About the NAACP
© Miranda Barnes/Vogue - Lorraine Motel. Memphis, Tennessee. 2018.
Founded in 1909 in response to the ongoing violence against Black people around the United States, the NAACP (National Association for the Advancement of Colored People) is the largest and most pre-eminent civil rights organization in the nation. They have over 2,200 units and branches across the nation, along with well over two million activists. Their mission is to secure the political, educational, social, and economic equality of rights in order to eliminate race-based discrimination and ensure the health and well-being of all persons.
The vision of the National Association for the Advancement of Colored People is to ensure a society in which all individuals have equal rights without discrimination based on race.
© Eli Reed/Magnum Photos - Anti-racism March. Forsyth County, Georgia, USA. 1987.
© Yael Martinez/Magnum Photos - The Space Between, from the series Firefly. Guerrero, Mexico. 2020.
© Alec Soth/Magnum Photos - Lee and Quintavious. Ware County, Georgia. 2014.
© Newsha Tavakolian/Magnum Photos - Portrait of Somayyeh. Tehran, Iran.
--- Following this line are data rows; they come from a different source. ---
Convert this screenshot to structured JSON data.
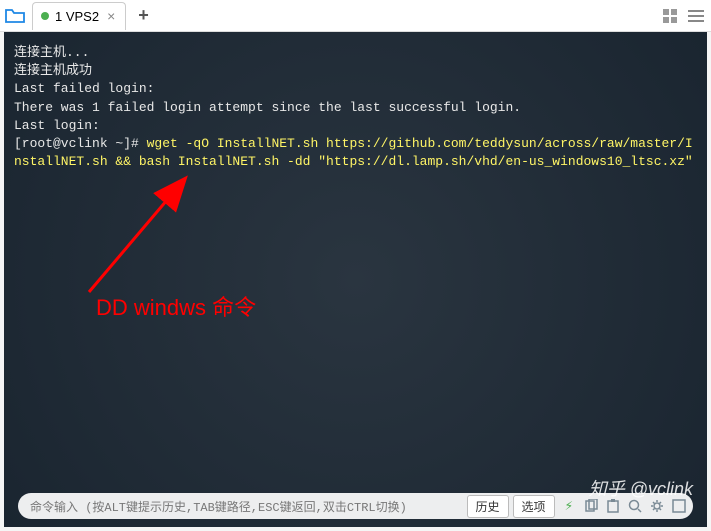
{
  "tabs": {
    "active": {
      "label": "1 VPS2"
    }
  },
  "terminal": {
    "l1": "连接主机...",
    "l2": "连接主机成功",
    "l3": "Last failed login:",
    "l4": "There was 1 failed login attempt since the last successful login.",
    "l5": "Last login:",
    "prompt": "[root@vclink ~]# ",
    "cmd": "wget -qO InstallNET.sh https://github.com/teddysun/across/raw/master/InstallNET.sh && bash InstallNET.sh -dd \"https://dl.lamp.sh/vhd/en-us_windows10_ltsc.xz\""
  },
  "annotation": {
    "text": "DD windws 命令"
  },
  "bottom": {
    "hint": "命令输入 (按ALT键提示历史,TAB键路径,ESC键返回,双击CTRL切换)",
    "history": "历史",
    "options": "选项"
  },
  "watermark": "知乎 @vclink"
}
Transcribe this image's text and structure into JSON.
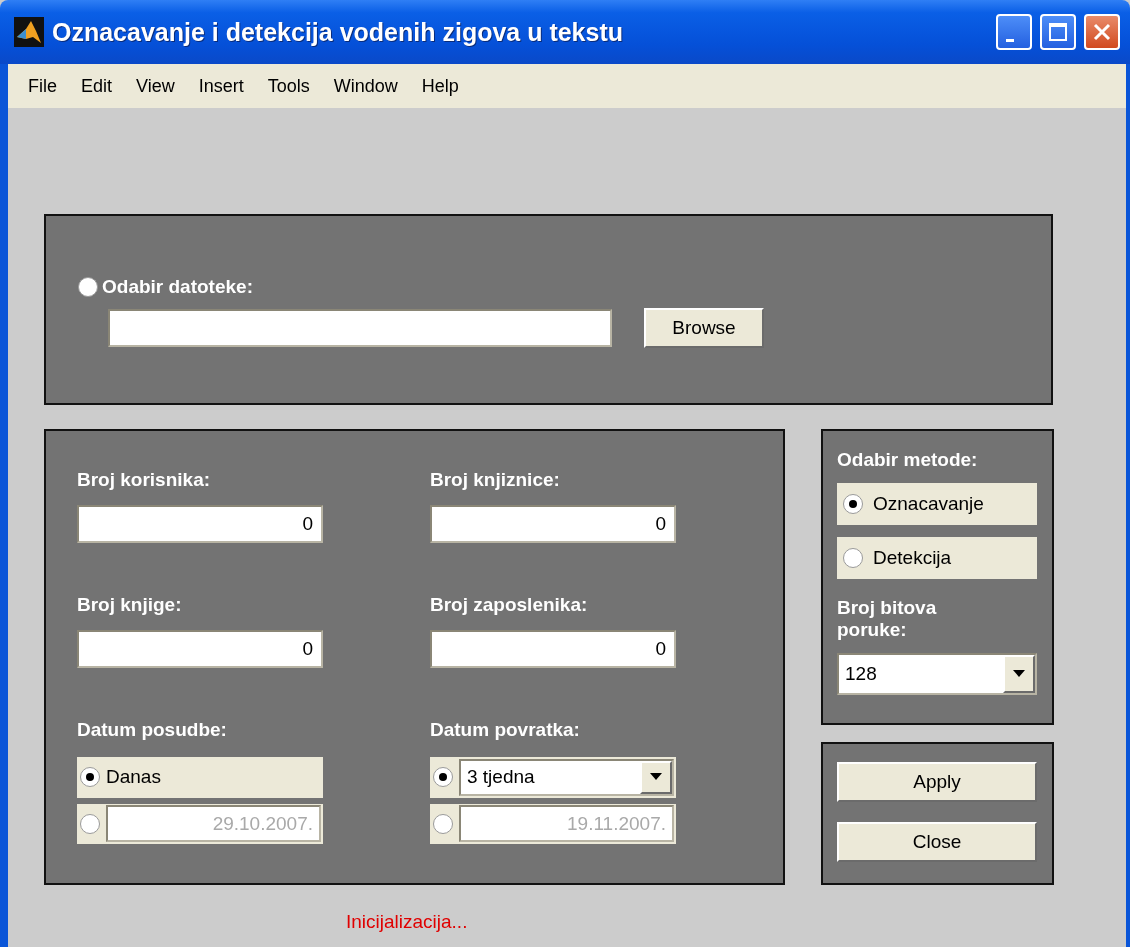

© Bob Henriques/Magnum Photos - Crowds at the reflecting pools by the Washington Monument during the Prayer Pilgrimage for Freedom, led by Dr Martin Luther King, Jr. Washington DC, USA. May 17th, 1957.